\[\v m_{t+1} \gets \beta \v m_t + (1-\beta) \nabla L[\v \phi_t] \\[5px] \v \phi_{t+1} \gets \v \phi_t - \alpha \v m_{t+1}\]

The parameter $\beta \in [0, 1)$ controls the degree to which the gradient is smoothed over time. With $\beta=0.9$, the influence of a gradient $50$ steps ago is below $1\%$. Momentum accumulates gradients that go into a similar direction, diminishing those that contradict each other.

Nesterov momentum introduces a clever tweak. It computes the gradient at the lookahead position $\v \phi_t - \alpha \beta \v m_t$, rather than at $\v \phi_t$. Using the analogy of steering a car, we correct our direction based on where we’ll be shortly, not where we are now. This method refines trajectory correction, making the optimization process more efficient.

Adaptive moments

A constant step size across all dimensions may not be ideal, as a loss function may exhibit varying sensitivity across different dimensions. Sensitive dimensions might experience “bouncing” with a too-large learning rate, hampering learning, while less sensitive dimensions could require an impractically long time to converge if the learning rate is too low.

Adaptive moment estimation (Adam) addresses this by adjusting the step size according to gradient magnitudes, using the second moment estimate - a variance measure for each parameter:

\[\v v_{t+1} \gets \gamma \v v_t + (1-\gamma) \big(\nabla L[\v \phi_t]\big)^2\]

Combining the first and second moment estimates, the parameter update is:

\[\v \phi_{t+1} \gets \v \phi_t - \frac{\alpha}{\sqrt{\v {\tilde{v}_{t+1}}} + \epsilon}\v {\tilde{m}}_{t+1}\]

Both estimates are initialized with zeros, resulting in biased and smaller estimates early in training. Adam corrects this bias by adjusting each estimate, which has a diminishing effect over time:

\[\tilde {\v m}_{t+1} \gets \frac{\v m_{t+1}}{1 - \beta^{t+1}} \\ \tilde {\v v}_{t+1} \gets \frac{\v v_{t+1}}{1 - \gamma^{t+1}} \\\]

Additionally, implementing a learning rate warm-up strategy can further mitigate the impact of initial bias, gradually increasing the learning rate at the start of training to improve stability and performance. For details on using L2 regularization, see AdamW.
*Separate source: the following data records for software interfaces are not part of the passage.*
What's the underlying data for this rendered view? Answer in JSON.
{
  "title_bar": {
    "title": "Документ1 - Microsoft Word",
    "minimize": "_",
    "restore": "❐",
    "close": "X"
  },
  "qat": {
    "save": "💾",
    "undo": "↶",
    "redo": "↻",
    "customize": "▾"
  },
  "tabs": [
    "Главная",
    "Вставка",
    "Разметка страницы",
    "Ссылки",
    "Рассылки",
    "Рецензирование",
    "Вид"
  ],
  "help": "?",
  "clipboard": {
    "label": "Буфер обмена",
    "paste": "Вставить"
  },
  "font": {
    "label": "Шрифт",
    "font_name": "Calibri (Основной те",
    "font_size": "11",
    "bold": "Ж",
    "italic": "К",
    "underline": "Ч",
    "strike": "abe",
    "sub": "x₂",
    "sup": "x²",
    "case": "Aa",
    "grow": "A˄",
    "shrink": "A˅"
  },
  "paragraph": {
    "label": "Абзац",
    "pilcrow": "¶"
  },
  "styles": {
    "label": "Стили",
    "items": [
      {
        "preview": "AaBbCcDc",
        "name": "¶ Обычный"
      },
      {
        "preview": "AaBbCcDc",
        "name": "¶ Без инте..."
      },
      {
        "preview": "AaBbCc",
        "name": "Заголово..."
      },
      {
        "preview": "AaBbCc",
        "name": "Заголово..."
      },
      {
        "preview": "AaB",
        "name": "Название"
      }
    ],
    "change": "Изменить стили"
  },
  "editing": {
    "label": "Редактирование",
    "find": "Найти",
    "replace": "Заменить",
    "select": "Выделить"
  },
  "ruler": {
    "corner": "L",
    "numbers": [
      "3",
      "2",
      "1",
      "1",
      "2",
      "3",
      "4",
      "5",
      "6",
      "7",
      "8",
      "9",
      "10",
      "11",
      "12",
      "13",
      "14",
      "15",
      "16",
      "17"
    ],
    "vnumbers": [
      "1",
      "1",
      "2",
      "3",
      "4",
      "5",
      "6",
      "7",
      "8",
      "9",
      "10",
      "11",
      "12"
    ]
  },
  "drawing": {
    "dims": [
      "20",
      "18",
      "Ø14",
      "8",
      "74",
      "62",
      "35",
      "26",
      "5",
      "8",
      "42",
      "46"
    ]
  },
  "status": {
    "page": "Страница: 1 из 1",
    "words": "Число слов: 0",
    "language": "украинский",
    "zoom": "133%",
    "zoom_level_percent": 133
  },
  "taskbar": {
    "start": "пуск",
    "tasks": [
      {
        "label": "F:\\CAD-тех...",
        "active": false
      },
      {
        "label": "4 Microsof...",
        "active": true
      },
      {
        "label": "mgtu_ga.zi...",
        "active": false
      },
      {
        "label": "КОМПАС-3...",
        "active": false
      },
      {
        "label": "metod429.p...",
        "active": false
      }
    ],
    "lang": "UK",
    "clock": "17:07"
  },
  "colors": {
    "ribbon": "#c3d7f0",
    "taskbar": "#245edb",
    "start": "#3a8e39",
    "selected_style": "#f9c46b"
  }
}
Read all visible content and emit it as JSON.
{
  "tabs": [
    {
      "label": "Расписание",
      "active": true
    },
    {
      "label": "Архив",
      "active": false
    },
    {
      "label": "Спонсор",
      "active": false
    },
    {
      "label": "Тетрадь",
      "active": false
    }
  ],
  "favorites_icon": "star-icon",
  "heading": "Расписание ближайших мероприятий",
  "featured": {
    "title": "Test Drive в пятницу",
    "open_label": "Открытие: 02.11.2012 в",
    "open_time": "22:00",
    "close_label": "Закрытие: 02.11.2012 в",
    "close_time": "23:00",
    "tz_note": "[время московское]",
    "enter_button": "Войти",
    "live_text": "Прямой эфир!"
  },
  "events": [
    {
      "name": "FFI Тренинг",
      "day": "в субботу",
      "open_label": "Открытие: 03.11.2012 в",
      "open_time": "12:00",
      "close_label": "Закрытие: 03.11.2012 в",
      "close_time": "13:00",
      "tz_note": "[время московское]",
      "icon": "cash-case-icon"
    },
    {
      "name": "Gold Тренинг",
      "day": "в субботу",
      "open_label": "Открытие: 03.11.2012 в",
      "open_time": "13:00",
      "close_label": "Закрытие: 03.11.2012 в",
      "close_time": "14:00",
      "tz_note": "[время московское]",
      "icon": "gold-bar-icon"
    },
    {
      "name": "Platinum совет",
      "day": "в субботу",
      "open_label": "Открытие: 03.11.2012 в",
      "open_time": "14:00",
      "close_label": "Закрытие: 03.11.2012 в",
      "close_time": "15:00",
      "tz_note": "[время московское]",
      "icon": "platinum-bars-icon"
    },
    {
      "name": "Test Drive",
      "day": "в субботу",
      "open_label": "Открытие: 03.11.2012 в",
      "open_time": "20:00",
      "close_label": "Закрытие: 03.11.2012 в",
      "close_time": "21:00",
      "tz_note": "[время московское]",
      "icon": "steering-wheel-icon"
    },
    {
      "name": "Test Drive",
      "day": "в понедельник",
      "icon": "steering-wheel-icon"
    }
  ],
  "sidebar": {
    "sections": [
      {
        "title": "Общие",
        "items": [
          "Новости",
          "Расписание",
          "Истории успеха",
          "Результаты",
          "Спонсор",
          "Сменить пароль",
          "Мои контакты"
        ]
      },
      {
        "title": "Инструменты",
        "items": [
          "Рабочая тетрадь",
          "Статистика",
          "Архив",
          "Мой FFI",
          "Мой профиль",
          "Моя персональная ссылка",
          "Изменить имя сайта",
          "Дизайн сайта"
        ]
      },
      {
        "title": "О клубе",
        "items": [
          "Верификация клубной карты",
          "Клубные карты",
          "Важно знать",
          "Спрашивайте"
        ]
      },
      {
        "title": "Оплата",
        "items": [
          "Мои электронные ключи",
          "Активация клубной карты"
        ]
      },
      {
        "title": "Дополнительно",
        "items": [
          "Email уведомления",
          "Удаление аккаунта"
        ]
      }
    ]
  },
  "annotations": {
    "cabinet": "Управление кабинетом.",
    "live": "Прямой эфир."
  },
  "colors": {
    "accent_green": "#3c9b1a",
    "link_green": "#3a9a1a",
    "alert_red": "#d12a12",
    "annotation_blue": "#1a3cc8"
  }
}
A function is convex if no chord, line segment between two points on the surface, intersects a function. Let $\v \phi_1$ and $\v \phi_2$ be two possible sets of parameters where $\v \phi_t = t \v \phi_1 + (1-t)\v \phi_2$. The function is convex if for all $\v \phi_1$ and $\v \phi_2$, and for any $0 \le t \le 1$, the condition $L(\v \phi_t) \le tL(\v \phi_1) + (1-t)L(\v \phi_2)$ holds. Alternatively, we may verify convexity by checking if the Hessian $\v H[\v \phi]$ is positive definite for all possible parameters.